DATA FOR THIS TASK:
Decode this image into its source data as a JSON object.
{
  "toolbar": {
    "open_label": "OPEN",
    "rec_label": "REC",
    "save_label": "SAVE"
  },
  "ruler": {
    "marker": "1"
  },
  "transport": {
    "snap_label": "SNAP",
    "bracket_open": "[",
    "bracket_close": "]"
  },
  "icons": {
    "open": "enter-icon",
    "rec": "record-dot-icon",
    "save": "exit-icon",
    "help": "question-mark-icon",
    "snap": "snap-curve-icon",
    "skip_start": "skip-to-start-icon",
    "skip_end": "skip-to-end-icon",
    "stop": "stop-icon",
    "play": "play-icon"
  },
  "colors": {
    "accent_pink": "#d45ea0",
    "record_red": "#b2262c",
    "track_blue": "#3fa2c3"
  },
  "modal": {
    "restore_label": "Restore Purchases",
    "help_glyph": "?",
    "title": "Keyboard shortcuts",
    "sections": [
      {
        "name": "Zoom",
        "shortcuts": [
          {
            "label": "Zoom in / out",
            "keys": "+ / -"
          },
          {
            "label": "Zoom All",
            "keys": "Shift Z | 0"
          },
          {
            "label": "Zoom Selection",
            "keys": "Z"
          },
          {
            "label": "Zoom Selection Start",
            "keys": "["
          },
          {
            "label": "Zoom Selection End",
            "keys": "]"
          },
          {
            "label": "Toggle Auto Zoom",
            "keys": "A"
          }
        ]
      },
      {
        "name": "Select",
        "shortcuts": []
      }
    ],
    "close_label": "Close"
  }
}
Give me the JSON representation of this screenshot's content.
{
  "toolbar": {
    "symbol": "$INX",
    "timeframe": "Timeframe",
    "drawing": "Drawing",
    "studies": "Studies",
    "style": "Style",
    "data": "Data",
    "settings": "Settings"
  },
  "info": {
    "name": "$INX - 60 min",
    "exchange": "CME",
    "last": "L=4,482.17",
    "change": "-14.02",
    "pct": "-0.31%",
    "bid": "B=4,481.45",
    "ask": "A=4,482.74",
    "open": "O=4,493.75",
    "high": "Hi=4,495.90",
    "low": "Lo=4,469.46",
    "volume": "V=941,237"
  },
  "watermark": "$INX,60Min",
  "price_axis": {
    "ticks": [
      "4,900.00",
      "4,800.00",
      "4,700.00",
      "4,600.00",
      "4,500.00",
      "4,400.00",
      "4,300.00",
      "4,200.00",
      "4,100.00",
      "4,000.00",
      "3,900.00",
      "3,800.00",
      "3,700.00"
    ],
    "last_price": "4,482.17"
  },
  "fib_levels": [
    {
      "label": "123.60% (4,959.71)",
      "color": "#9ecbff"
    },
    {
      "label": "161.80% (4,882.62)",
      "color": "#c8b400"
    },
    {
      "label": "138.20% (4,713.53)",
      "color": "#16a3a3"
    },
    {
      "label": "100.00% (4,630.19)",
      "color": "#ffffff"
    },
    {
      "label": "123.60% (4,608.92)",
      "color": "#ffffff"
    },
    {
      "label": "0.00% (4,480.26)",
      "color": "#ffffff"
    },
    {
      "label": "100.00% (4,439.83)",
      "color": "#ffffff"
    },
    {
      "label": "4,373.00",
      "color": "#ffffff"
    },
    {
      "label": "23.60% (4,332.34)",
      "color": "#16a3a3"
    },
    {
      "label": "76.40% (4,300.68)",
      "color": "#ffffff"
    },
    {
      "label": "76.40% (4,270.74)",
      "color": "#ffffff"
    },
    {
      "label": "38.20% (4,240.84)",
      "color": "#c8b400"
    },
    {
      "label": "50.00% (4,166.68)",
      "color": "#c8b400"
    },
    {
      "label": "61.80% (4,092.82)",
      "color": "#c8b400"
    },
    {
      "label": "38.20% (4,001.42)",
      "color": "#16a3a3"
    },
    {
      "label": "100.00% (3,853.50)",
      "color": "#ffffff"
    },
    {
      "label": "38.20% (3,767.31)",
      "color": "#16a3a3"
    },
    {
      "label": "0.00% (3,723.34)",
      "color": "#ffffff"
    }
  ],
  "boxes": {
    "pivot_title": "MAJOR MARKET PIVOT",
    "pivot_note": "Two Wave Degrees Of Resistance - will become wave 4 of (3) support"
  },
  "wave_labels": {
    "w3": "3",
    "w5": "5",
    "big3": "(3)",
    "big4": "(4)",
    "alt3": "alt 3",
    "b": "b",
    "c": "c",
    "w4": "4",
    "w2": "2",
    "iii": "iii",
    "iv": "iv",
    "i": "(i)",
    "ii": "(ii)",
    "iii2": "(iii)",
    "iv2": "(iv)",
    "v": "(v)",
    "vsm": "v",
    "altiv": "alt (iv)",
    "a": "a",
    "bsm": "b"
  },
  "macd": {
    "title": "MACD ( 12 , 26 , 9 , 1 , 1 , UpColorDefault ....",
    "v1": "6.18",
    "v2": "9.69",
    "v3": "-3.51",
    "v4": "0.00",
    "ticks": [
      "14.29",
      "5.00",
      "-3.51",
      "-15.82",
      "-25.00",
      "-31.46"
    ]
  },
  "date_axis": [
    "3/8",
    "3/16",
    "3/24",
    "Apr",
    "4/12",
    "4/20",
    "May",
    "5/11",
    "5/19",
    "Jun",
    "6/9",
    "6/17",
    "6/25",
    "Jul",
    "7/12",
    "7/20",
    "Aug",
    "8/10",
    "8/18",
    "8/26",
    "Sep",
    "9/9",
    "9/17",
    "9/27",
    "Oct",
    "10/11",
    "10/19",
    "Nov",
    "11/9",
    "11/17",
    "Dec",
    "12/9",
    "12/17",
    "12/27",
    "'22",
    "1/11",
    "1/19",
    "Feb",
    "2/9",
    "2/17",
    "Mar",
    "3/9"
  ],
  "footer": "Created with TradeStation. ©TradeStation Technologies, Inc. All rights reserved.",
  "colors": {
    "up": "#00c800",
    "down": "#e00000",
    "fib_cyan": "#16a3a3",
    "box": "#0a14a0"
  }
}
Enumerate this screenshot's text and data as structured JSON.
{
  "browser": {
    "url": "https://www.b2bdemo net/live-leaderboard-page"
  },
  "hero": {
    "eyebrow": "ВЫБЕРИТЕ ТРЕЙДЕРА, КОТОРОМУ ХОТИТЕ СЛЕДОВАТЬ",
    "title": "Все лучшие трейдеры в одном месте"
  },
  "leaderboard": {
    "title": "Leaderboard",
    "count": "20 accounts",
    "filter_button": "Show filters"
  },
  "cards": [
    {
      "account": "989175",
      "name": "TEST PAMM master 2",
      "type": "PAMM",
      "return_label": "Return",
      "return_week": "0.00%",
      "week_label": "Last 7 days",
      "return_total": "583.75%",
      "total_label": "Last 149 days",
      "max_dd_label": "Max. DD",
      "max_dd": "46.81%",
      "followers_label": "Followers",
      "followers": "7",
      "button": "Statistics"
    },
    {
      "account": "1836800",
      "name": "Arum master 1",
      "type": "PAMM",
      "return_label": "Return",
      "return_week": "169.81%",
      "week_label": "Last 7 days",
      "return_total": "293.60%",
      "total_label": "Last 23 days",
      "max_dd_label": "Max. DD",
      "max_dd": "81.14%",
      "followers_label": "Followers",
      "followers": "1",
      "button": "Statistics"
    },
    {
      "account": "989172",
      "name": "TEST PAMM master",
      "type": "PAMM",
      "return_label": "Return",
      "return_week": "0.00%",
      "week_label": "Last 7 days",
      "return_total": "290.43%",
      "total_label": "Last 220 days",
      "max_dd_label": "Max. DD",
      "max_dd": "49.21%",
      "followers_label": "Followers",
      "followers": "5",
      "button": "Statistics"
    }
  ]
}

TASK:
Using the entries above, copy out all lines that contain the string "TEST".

RESULT OF THE TASK:
      "name": "TEST PAMM master 2",
      "name": "TEST PAMM master",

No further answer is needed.